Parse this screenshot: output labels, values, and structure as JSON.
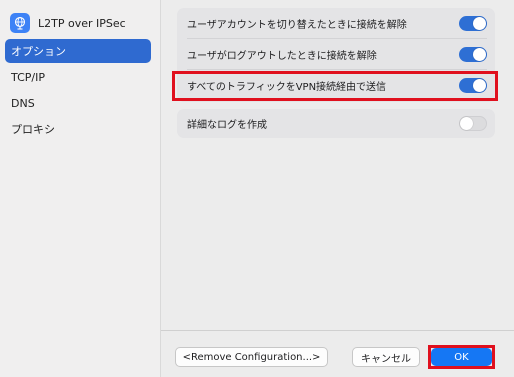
{
  "sidebar": {
    "title": "L2TP over IPSec",
    "icon": "globe-icon",
    "items": [
      {
        "label": "オプション",
        "selected": true
      },
      {
        "label": "TCP/IP",
        "selected": false
      },
      {
        "label": "DNS",
        "selected": false
      },
      {
        "label": "プロキシ",
        "selected": false
      }
    ]
  },
  "options": {
    "group1": [
      {
        "label": "ユーザアカウントを切り替えたときに接続を解除",
        "enabled": true
      },
      {
        "label": "ユーザがログアウトしたときに接続を解除",
        "enabled": true
      },
      {
        "label": "すべてのトラフィックをVPN接続経由で送信",
        "enabled": true
      }
    ],
    "group2": [
      {
        "label": "詳細なログを作成",
        "enabled": false
      }
    ]
  },
  "footer": {
    "remove_label": "<Remove Configuration...>",
    "cancel_label": "キャンセル",
    "ok_label": "OK"
  },
  "colors": {
    "accent": "#2f6ad0",
    "toggle_on": "#2e6fd4",
    "highlight_red": "#e0101e",
    "ok_button": "#1577f4"
  }
}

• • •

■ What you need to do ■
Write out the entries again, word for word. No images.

■ Finished task ■
Parse this screenshot: output labels, values, and structure as JSON.
{
  "sidebar": {
    "title": "L2TP over IPSec",
    "icon": "globe-icon",
    "items": [
      {
        "label": "オプション",
        "selected": true
      },
      {
        "label": "TCP/IP",
        "selected": false
      },
      {
        "label": "DNS",
        "selected": false
      },
      {
        "label": "プロキシ",
        "selected": false
      }
    ]
  },
  "options": {
    "group1": [
      {
        "label": "ユーザアカウントを切り替えたときに接続を解除",
        "enabled": true
      },
      {
        "label": "ユーザがログアウトしたときに接続を解除",
        "enabled": true
      },
      {
        "label": "すべてのトラフィックをVPN接続経由で送信",
        "enabled": true
      }
    ],
    "group2": [
      {
        "label": "詳細なログを作成",
        "enabled": false
      }
    ]
  },
  "footer": {
    "remove_label": "<Remove Configuration...>",
    "cancel_label": "キャンセル",
    "ok_label": "OK"
  },
  "colors": {
    "accent": "#2f6ad0",
    "toggle_on": "#2e6fd4",
    "highlight_red": "#e0101e",
    "ok_button": "#1577f4"
  }
}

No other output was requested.